A hybrid cloud is essentially the best of both worlds — and for businesses that need the flexibility of both, it is fast becoming the cloud model of choice.
What Is a Hybrid Cloud?
A hybrid cloud is a combination of both public and private. Think of the cloud as a server. A server may be running on a private cloud or a public cloud. For example, you could have an application running on the public cloud that uses data stored in the private cloud. Both clouds are completely separate, but they are able to connect and talk to each other.
Common Uses for a Hybrid Cloud
When does a hybrid cloud make sense for your business? Let’s take a look at how other businesses are using it today:
1. For Bursting
Let’s say you need to set up a few servers for a month or two so you can handle an anticipated increase in e-commerce traffic, but the virtual servers on your private cloud are already close to saturation. When you have a hybrid cloud, you can power up additional servers on the public cloud, and take them down whenever you want.
2. For Testing
Developers will often use a public cloud for testing and development because it’s easy to set up servers and take them down — on demand. A hybrid cloud also makes it possible to add real data stored in a private cloud to the testing environment, making the testing process more realistic.
3. For Email & Other Applications
A hybrid cloud gives companies more options when it comes to deciding which business functions will reside where. For example, Office 365 has an optional hybrid mode that enables customers to work with applications on a public cloud, while using data from their private cloud or private network.
4. For Security and Compliance
Regulated industries have rules that govern what they put on a private cloud vs. a public cloud vs. their own internal network. A hybrid cloud still gives these industries added flexibility, giving them access to certain resources on the public cloud, while helping them stay compliant.
Ready to Make Your Move to the Cloud?
Whether you’re looking at public, private or hybrid options, UDT is well versed in the various cloud solutions for business.
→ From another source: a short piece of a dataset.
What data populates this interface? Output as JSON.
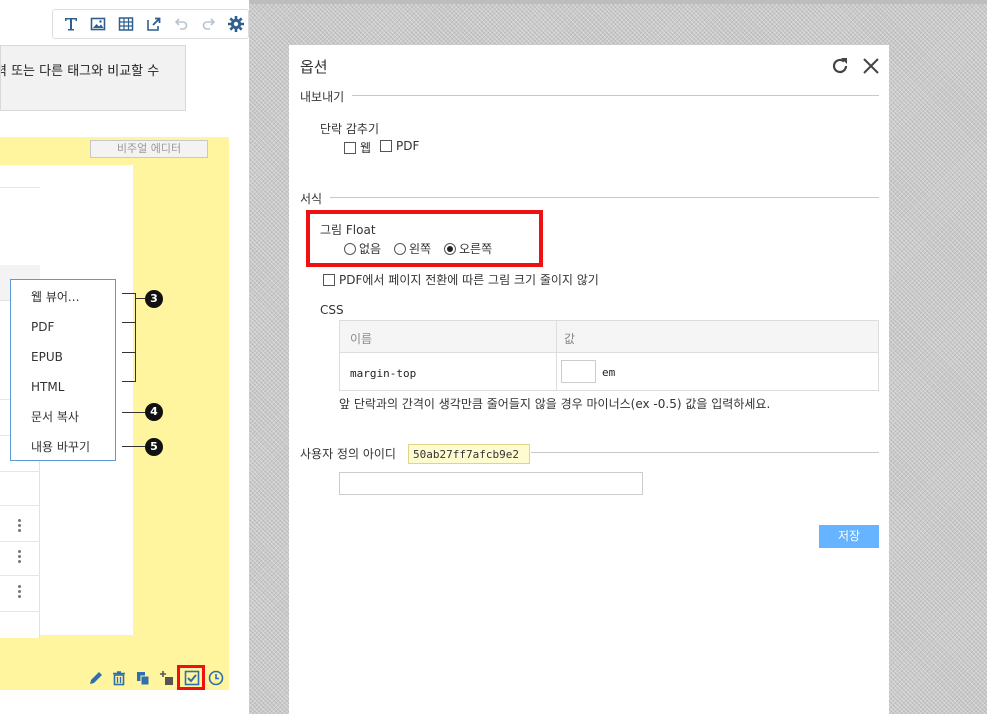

Contact us — our experts would be happy to answer any questions you have, or help you create a unique cloud strategy for your business.